In the raging battle between passive and active management, it’s becoming increasingly clear that active managers are not going to go down without a fight (nor do we believe that either passive or active are going away anytime soon).
The latest countermove has come from fund manager Eaton Vance in the form of a new investment vehicle called NextShares. NextShares, as the product’s dedicated website boldly and aggressively states, are “a new type of actively managed fund designed to provide better performance.” NextShares seeks to deliver on this promise by combining lower expenses with certain structural advantages that together should result in higher investor returns than would be the case in a typical mutual fund structure.
With NextShares there are no sales loads, distribution or service fees, and administration fees are held to a minimum. As exchange-traded vehicles, NextShares avoid the trading costs of money moving into and out of the funds, as well as the cash drag from having to hold cash for redemptions. The result is potentially better performance. A study by Navigate Fund Solutions LLC, the entity created by Eaton Vance to promote NextShares, showed that after adjusting realized fund returns to remove avoidable structural costs, 55% of actively managed funds benchmarked to US equity indexes outperformed their corresponding average of index exchange traded funds.

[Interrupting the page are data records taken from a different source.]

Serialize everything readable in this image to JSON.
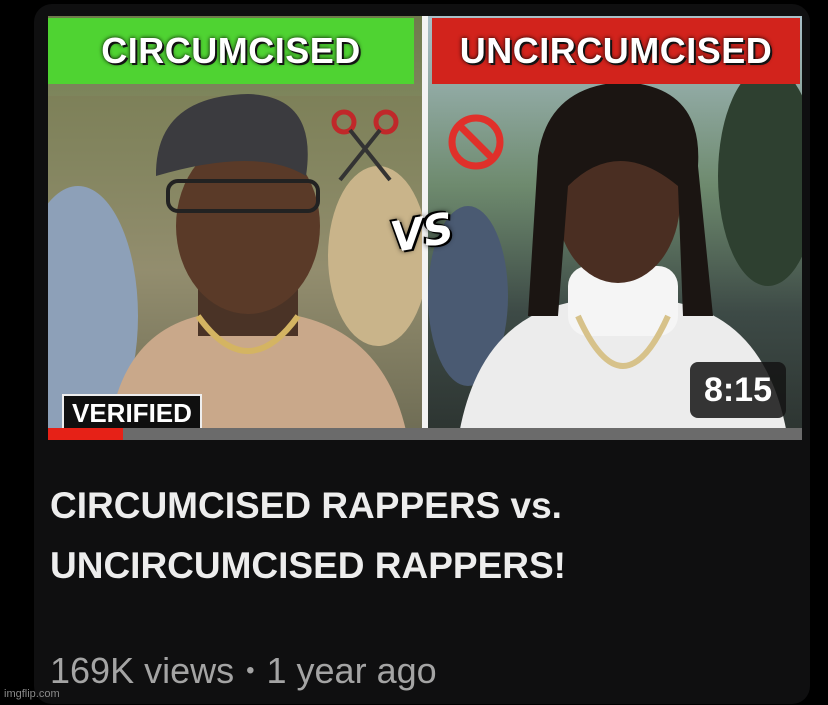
{
  "thumbnail": {
    "banner_left": "CIRCUMCISED",
    "banner_right": "UNCIRCUMCISED",
    "vs_text": "VS",
    "verified_label": "VERIFIED",
    "duration": "8:15",
    "watch_progress": 0.1,
    "colors": {
      "banner_left": "#4fd332",
      "banner_right": "#d2231c",
      "progress": "#e62117"
    },
    "icons": [
      "scissors-icon",
      "no-sign-icon"
    ]
  },
  "video": {
    "title_line1": "CIRCUMCISED RAPPERS vs.",
    "title_line2": "UNCIRCUMCISED RAPPERS!",
    "views": "169K views",
    "separator": "•",
    "age": "1 year ago"
  },
  "watermark": "imgflip.com"
}
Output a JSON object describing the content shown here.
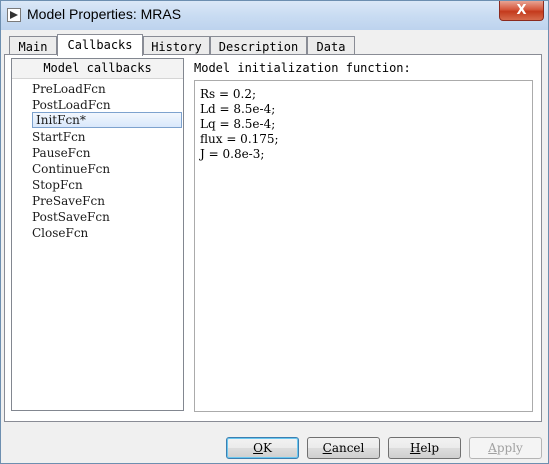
{
  "window": {
    "title": "Model Properties: MRAS",
    "close_label": "X"
  },
  "tabs": [
    "Main",
    "Callbacks",
    "History",
    "Description",
    "Data"
  ],
  "active_tab": "Callbacks",
  "callbacks": {
    "header": "Model callbacks",
    "items": [
      "PreLoadFcn",
      "PostLoadFcn",
      "InitFcn*",
      "StartFcn",
      "PauseFcn",
      "ContinueFcn",
      "StopFcn",
      "PreSaveFcn",
      "PostSaveFcn",
      "CloseFcn"
    ],
    "selected": "InitFcn*"
  },
  "editor": {
    "label": "Model initialization function:",
    "lines": [
      "Rs = 0.2;",
      "Ld = 8.5e-4;",
      "Lq = 8.5e-4;",
      "flux = 0.175;",
      "J = 0.8e-3;"
    ]
  },
  "buttons": {
    "ok": {
      "mnemonic": "O",
      "rest": "K"
    },
    "cancel": {
      "mnemonic": "C",
      "rest": "ancel"
    },
    "help": {
      "mnemonic": "H",
      "rest": "elp"
    },
    "apply": {
      "mnemonic": "A",
      "rest": "pply",
      "enabled": false
    }
  }
}
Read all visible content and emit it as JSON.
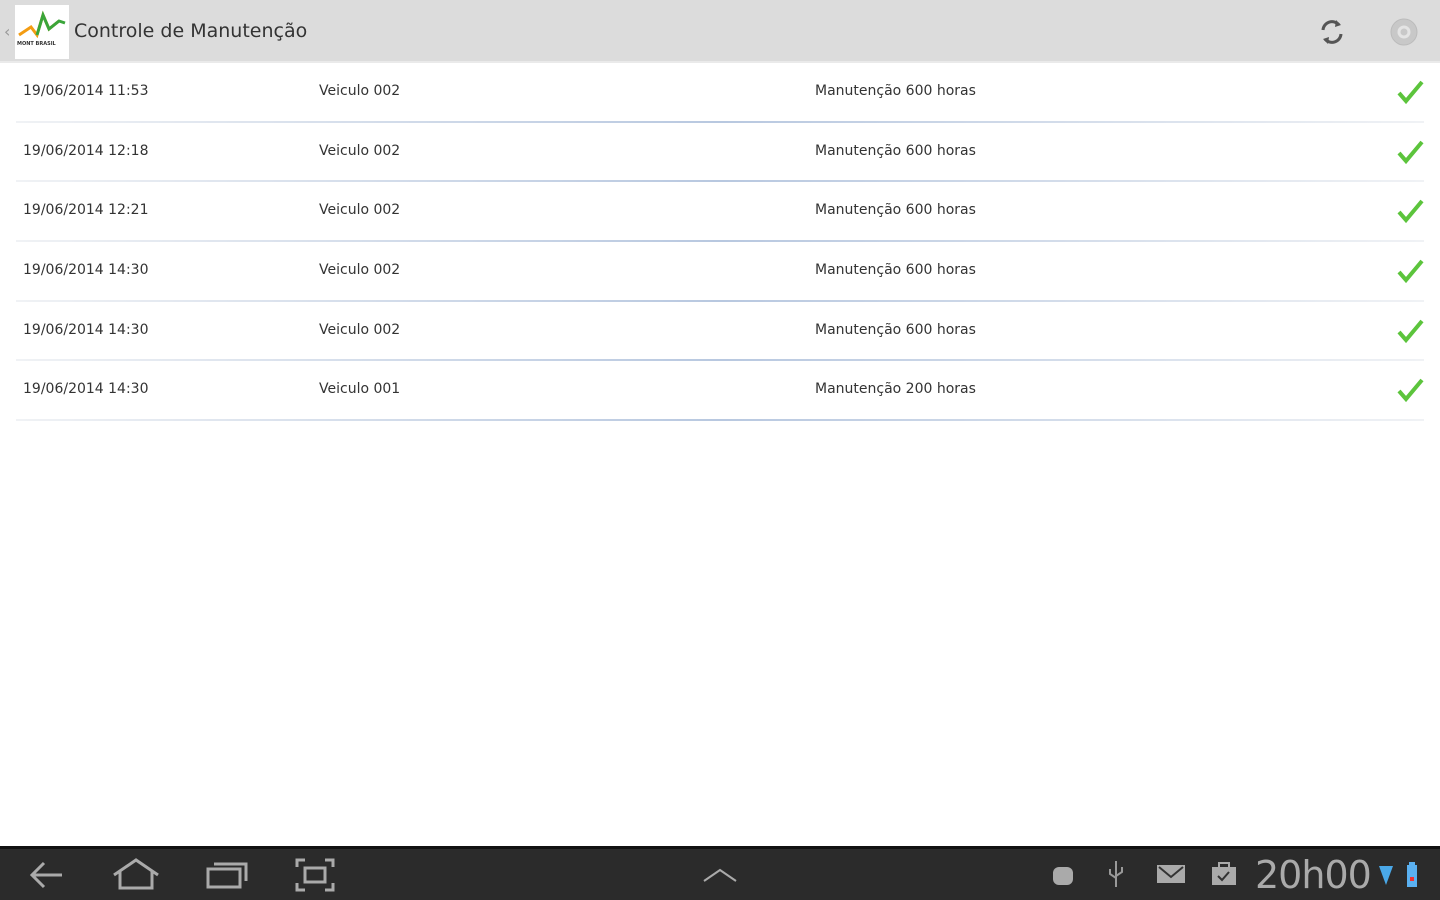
{
  "header": {
    "title": "Controle de Manutenção",
    "logo_text": "MONT BRASIL",
    "icons": [
      "back-chevron-icon",
      "refresh-icon",
      "settings-icon"
    ]
  },
  "rows": [
    {
      "date": "19/06/2014 11:53",
      "vehicle": "Veiculo 002",
      "service": "Manutenção 600 horas",
      "status": "check-icon"
    },
    {
      "date": "19/06/2014 12:18",
      "vehicle": "Veiculo 002",
      "service": "Manutenção 600 horas",
      "status": "check-icon"
    },
    {
      "date": "19/06/2014 12:21",
      "vehicle": "Veiculo 002",
      "service": "Manutenção 600 horas",
      "status": "check-icon"
    },
    {
      "date": "19/06/2014 14:30",
      "vehicle": "Veiculo 002",
      "service": "Manutenção 600 horas",
      "status": "check-icon"
    },
    {
      "date": "19/06/2014 14:30",
      "vehicle": "Veiculo 002",
      "service": "Manutenção 600 horas",
      "status": "check-icon"
    },
    {
      "date": "19/06/2014 14:30",
      "vehicle": "Veiculo 001",
      "service": "Manutenção 200 horas",
      "status": "check-icon"
    }
  ],
  "statusbar": {
    "time": "20h00"
  },
  "colors": {
    "accent": "#5cc43c",
    "actionbar": "#dcdcdc",
    "navbar": "#2b2b2b"
  }
}
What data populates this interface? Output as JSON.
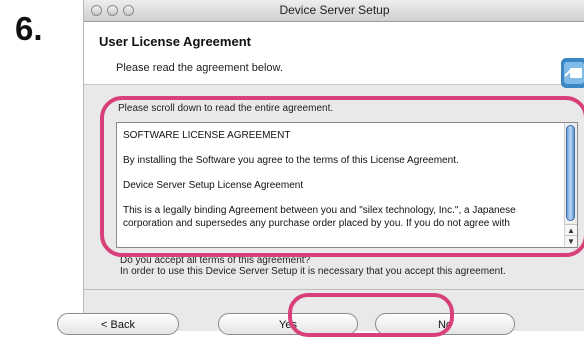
{
  "step_number": "6.",
  "window": {
    "title": "Device Server Setup"
  },
  "header": {
    "title": "User License Agreement",
    "subtitle": "Please read the agreement below."
  },
  "instruction": "Please scroll down to read the entire agreement.",
  "license": {
    "paragraphs": [
      "SOFTWARE LICENSE AGREEMENT",
      "By installing the Software you agree to the terms of this License Agreement.",
      "Device Server Setup License Agreement",
      "This is a legally binding Agreement between you and \"silex technology, Inc.\", a Japanese corporation and supersedes any purchase order placed by you.  If you do not agree with"
    ]
  },
  "question": {
    "line1": "Do you accept all terms of this agreement?",
    "line2": "In order to use this Device Server Setup it is necessary that you accept this agreement."
  },
  "buttons": {
    "back": "< Back",
    "yes": "Yes",
    "no": "No"
  },
  "colors": {
    "highlight": "#d8407a",
    "scroll_thumb": "#6da1d8"
  },
  "icons": {
    "setup": "setup-app-icon",
    "scroll_up": "scroll-up-arrow-icon",
    "scroll_down": "scroll-down-arrow-icon"
  }
}
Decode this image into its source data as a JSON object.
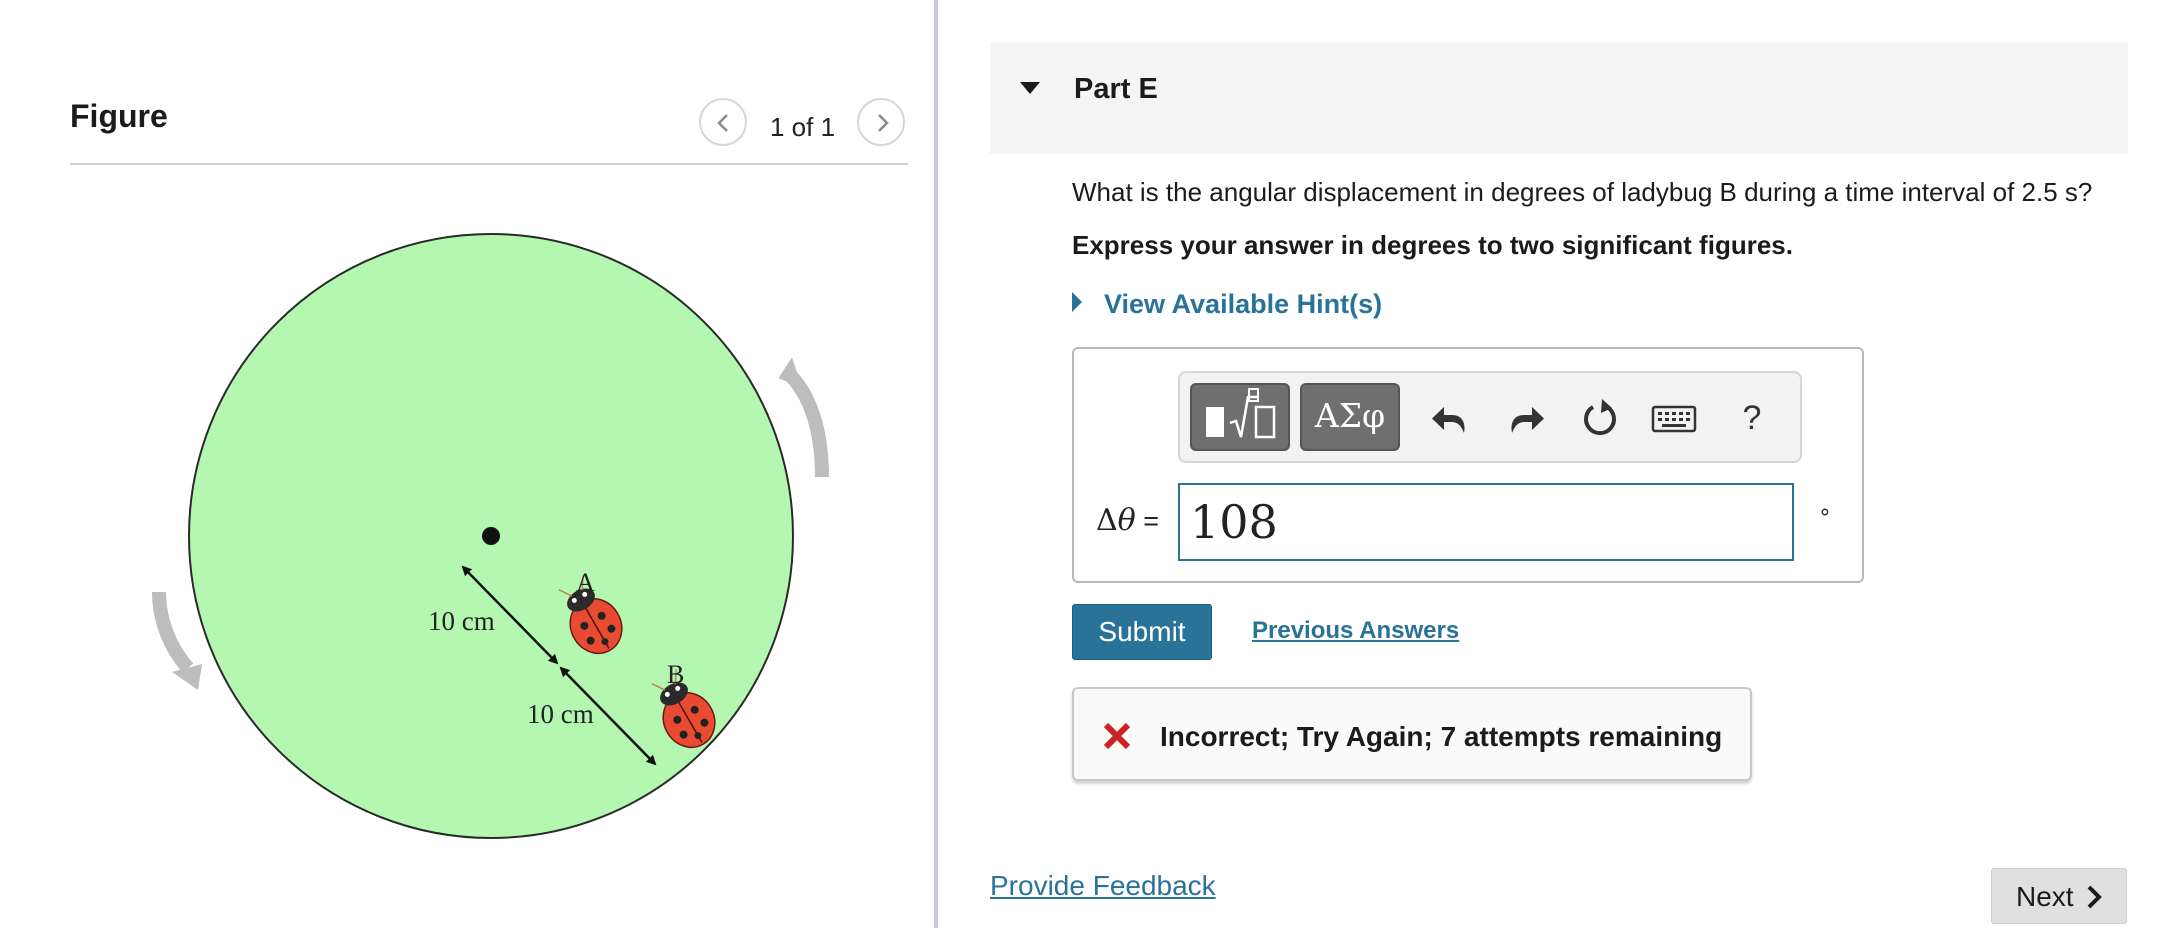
{
  "figure": {
    "title": "Figure",
    "pager": "1 of 1",
    "labels": {
      "bug_a": "A",
      "bug_b": "B",
      "dist_ab": "10 cm",
      "dist_bc": "10 cm"
    },
    "colors": {
      "disk": "#b3f7b0",
      "arrow": "#bfbfbf",
      "ladybug": "#e84a32"
    }
  },
  "part": {
    "title": "Part E"
  },
  "question": {
    "text": "What is the angular displacement in degrees of ladybug B during a time interval of 2.5 s?",
    "instruction": "Express your answer in degrees to two significant figures.",
    "hint_label": "View Available Hint(s)"
  },
  "toolbar": {
    "symbols_label": "ΑΣφ",
    "help_label": "?",
    "icons": [
      "templates-icon",
      "undo-icon",
      "redo-icon",
      "reset-icon",
      "keyboard-icon",
      "help-icon"
    ]
  },
  "answer": {
    "label_delta": "Δ",
    "label_theta": "θ",
    "label_eq": " =",
    "value": "108",
    "unit": "∘"
  },
  "actions": {
    "submit": "Submit",
    "previous_answers": "Previous Answers"
  },
  "feedback": {
    "status": "Incorrect; Try Again; 7 attempts remaining"
  },
  "footer": {
    "provide_feedback": "Provide Feedback",
    "next": "Next"
  },
  "theme": {
    "link": "#2a7398",
    "incorrect": "#cc2222",
    "panel": "#f5f5f5"
  }
}
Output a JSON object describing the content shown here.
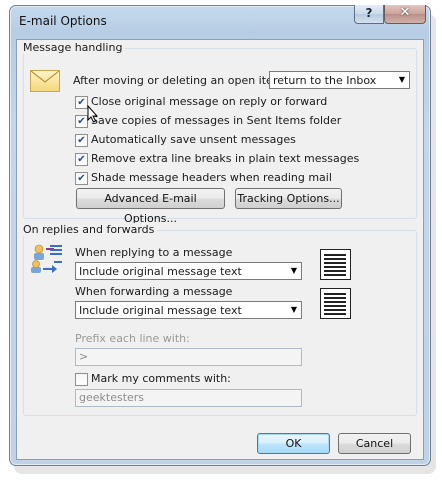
{
  "window": {
    "title": "E-mail Options",
    "help_glyph": "?",
    "close_glyph": "✕"
  },
  "message_handling": {
    "group_title": "Message handling",
    "after_moving_label": "After moving or deleting an open item:",
    "after_moving_value": "return to the Inbox",
    "checkboxes": [
      {
        "label": "Close original message on reply or forward",
        "checked": true
      },
      {
        "label": "Save copies of messages in Sent Items folder",
        "checked": true
      },
      {
        "label": "Automatically save unsent messages",
        "checked": true
      },
      {
        "label": "Remove extra line breaks in plain text messages",
        "checked": true
      },
      {
        "label": "Shade message headers when reading mail",
        "checked": true
      }
    ],
    "advanced_button": "Advanced E-mail Options...",
    "tracking_button": "Tracking Options..."
  },
  "replies": {
    "group_title": "On replies and forwards",
    "replying_label": "When replying to a message",
    "replying_value": "Include original message text",
    "forwarding_label": "When forwarding a message",
    "forwarding_value": "Include original message text",
    "prefix_label": "Prefix each line with:",
    "prefix_value": ">",
    "mark_comments_label": "Mark my comments with:",
    "mark_comments_checked": false,
    "mark_comments_value": "geektesters"
  },
  "footer": {
    "ok_label": "OK",
    "cancel_label": "Cancel"
  },
  "icons": {
    "envelope": "envelope-icon",
    "reply_forward": "reply-forward-icon",
    "reply_preview": "document-preview-icon",
    "forward_preview": "document-preview-icon"
  },
  "colors": {
    "window_frame": "#b7cde4",
    "client_bg": "#f0f0f0",
    "default_button": "#a7d9f5"
  }
}
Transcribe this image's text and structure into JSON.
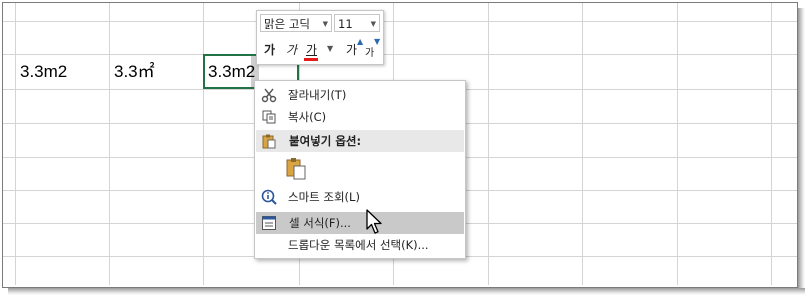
{
  "sheet": {
    "cells": [
      "3.3m2",
      "3.3㎡",
      "3.3m2"
    ]
  },
  "mini_toolbar": {
    "font_name": "맑은 고딕",
    "font_size": "11",
    "buttons": [
      "가",
      "가",
      "가",
      "가",
      "가"
    ]
  },
  "context_menu": {
    "items": [
      {
        "label": "잘라내기(T)",
        "icon": "scissors-icon"
      },
      {
        "label": "복사(C)",
        "icon": "copy-icon"
      },
      {
        "label": "붙여넣기 옵션:",
        "icon": "paste-icon"
      },
      {
        "label": "스마트 조회(L)",
        "icon": "smart-lookup-icon"
      },
      {
        "label": "셀 서식(F)...",
        "icon": "format-cells-icon"
      },
      {
        "label": "드롭다운 목록에서 선택(K)...",
        "icon": ""
      }
    ]
  },
  "colors": {
    "selection": "#217346",
    "gridline": "#d4d4d4",
    "hover": "#c9c9c9"
  }
}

So far Eaton Vance and subsidiary Parametric have introduced NextShares’ products, and American Beacon and Pioneer have signed on to the new approach. Whether NextShares can gain widespread traction remains to be seen. But the ultimate benefactor of the active-passive war may be investors who get better performing products at lower costs.